Fayetteville Civilian Investigators May Soon Handle Minor Wrecks
Posted June 26, 2006 7:44 a.m. EDT
FAYETTEVILLE, N.C. — A bill in the state House of Representatives could allow the city of Fayetteville to hire civilian traffic investigators to so that police officers do not get bogged down with fender benders.
The traffic investigators would have special training and be able to write police reports, but they would not be able to issue citations or carry guns or badges.
Sworn police officers would still handle accidents with injuries.
"Our recruiting base is shrinking, when it comes to law enforcement, and the workload is certainly not," said Fayetteville Police Chief Tom McCarthy said.
McCarthy said the idea of having civilian traffic investigators worked when he was at his prior job at a Florida police department and that it freed up officers to work on more serious cases.
Each year, Fayetteville police handle about 16,000 wrecks each year, about 3,000 of which are minor.
"Police can go where these people are robbing these people's houses and all," said motorist Mack Buie. "(I) reckon that's where they need to be."
But not all motorists support the idea.
"I don't think it's right to bring in civilians to do a policeman's job," said taxi driver Ron Kumlander.

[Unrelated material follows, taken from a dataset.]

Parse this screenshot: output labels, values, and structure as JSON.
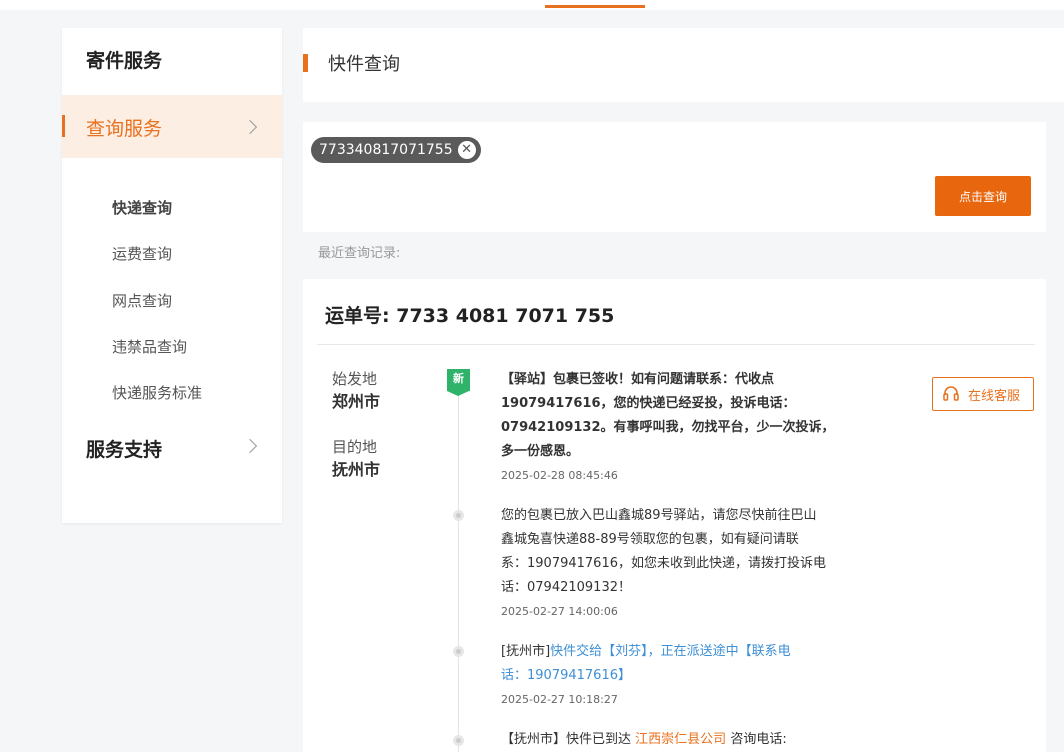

If the bill passes, Fayetteville police said they hope to start the program as early as spring. The department would be first city in North Carolina to use civilian traffic investigators.